There was also a large log in the pool and the first or second cast alongside the log yielded what might have been the best fish of the day. Based on how it fought I think it was a smallmouth bass, but I never got it in the net or even in sight.
The Suntech ZPRO 54 is a soft rod - as you would expect of any rod designed for a maximum of 8X tippet! I could hold the fish and stop its runs, but I couldn't get it in. After a while the hook pulled free. What a fight, though! Based on the size of the smallmouth bass I've seen there in the past, and the size of the swirls as it fought, I would guess it ran about 10", maybe 12" at the outside.
Going from large fish to small, the stream has a number of shiner species. On Friday, I only caught spottail shiners. I couldn't catch any on unweighted size 26 Killer Buggers, which stayed too high in the water column, and the beadhead size 20s I had seemed to be too big for them. I switched to a tanago hook and a very tiny speck cut from a small red plastic worm. To provide sufficient weight to cast I used a combination of a Unibobber and a single #10 shot - which cast surprisingly well with the 7X line - well enough I plan to test a Unibobber as an indicator in place of the yarn markers. Fishing with a float is one method of keiyru angling in Japan, so I'm not straying far from tradition.
Although the shiners wouldn't or couldn't take the size 20 beadhead Buggers, the juvenile largemouths and smallmouths took them with abandon.
We left the suburban stream for a suburban pond in the middle of a condo complex. It's home to bluegills, largemouths, some pumpkinseed and a few koi. As usual, the black Killer Bugger racked up sunfish after sunfish, and also a few smaller bass.
The above bass was not the largest I hooked. There was one I thought was 10-11" and Coach thought was 12-13". It put up a whale of a fight on the soft rod. Unlike with the smallmouth earlier in the day, this time the hook held and I finally got it in. Unfortunately, the pond has about a 18" vertical paving stone "bank" that you have to lift fish up and over. After catching numerous fish, and after a good tussle with the largemouth, the 7X was too abraded and snapped as soon as I tried to lift the fish.
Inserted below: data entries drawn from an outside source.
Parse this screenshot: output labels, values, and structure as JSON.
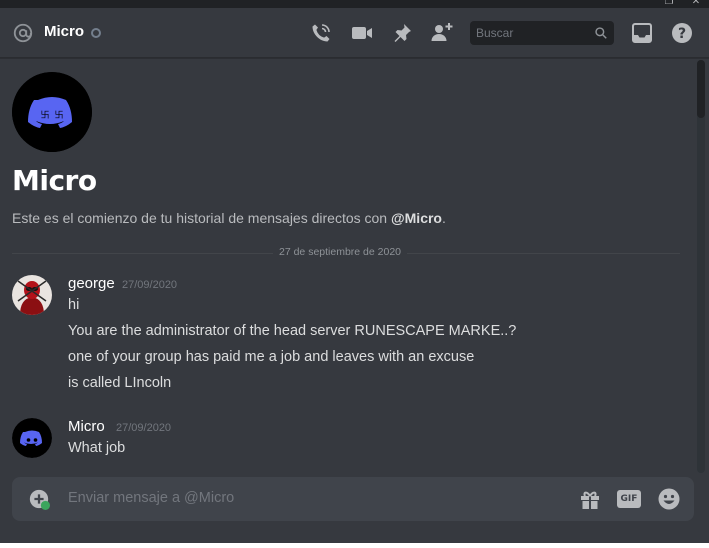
{
  "window": {
    "restore_glyph": "❐",
    "close_glyph": "✕"
  },
  "header": {
    "channel_name": "Micro",
    "search_placeholder": "Buscar",
    "icons": [
      "at-icon",
      "phone-call-icon",
      "video-icon",
      "pin-icon",
      "add-friend-icon",
      "search-icon",
      "inbox-icon",
      "help-icon"
    ],
    "help_glyph": "?"
  },
  "intro": {
    "name": "Micro",
    "description_prefix": "Este es el comienzo de tu historial de mensajes directos con ",
    "description_mention": "@Micro",
    "description_suffix": "."
  },
  "date_divider": "27 de septiembre de 2020",
  "messages": [
    {
      "author": "george",
      "timestamp": "27/09/2020",
      "lines": [
        "hi",
        "You are the administrator of the head server RUNESCAPE MARKE..?",
        "one of your group has paid me a job and leaves with an excuse",
        "is called LIncoln"
      ]
    },
    {
      "author": "Micro",
      "timestamp": "27/09/2020",
      "lines": [
        "What job"
      ]
    }
  ],
  "composer": {
    "placeholder": "Enviar mensaje a @Micro",
    "gif_label": "GIF"
  },
  "colors": {
    "background": "#36393f",
    "blurple": "#5865f2",
    "composer": "#40444b",
    "muted": "#72767d"
  }
}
I used to spin fish for bass with 2 lb test line. My rule then was to retie after each fish. If I'm going to fish for bass with 7X tippet I'll have to follow the same rule. It's not so critical with trout or sunfish, but with ultra light tippets, it's probably a good idea to check the tippet frequently for abrasion - whether from rocks, branches or fish teeth.
I'm not sold on using 10X tippet - at least not yet. I suspect the fish in Japan are more highly pressured than the fish here, not to mention being smaller on average. I do think that lighter lines do make for better presentations, though, and I do like softer rods.
I'll need to fish the Suntech ZPRO 54 a few more times before deciding whether to import them (although if you want one I can certainly order one for you). If you would like to try the light line approach using 7X tippet and a less extreme rod, the Nissin 2Way 450ZX soft and medium rods, as well as the Nissin Fine Mode Kosansui 450 soft are rated for lines down to 9X. They are shorter rods than the ZPRO54, at 4.5m rather than 5.4m, and a bit heavier, but they will certainly give you a feel for the zero drag / zero resistance approach to keiryu fishing.
Oh, I almost forgot. After casting the ZPRO 54 for a while, it struck me that it felt a lot like a tenkara rod. I put on a size 3 line and it cast beautifully. The 3 felt a little heavier than necessary, particularly at full extension, so I tried a size 2 line. It cast beautifully. Never one to stop halfway, I put on a 17.5' size 1.5 line and was blown away at how well it cast. I am redoubling my efforts to find lighter line that can be used as tenkara line. If you have any interest in fishing "far and fine", as Charles Cotton put it, the Suntech ZPRO is the best rod I've found so far to do just that.
Can't wait to get it on the stream again!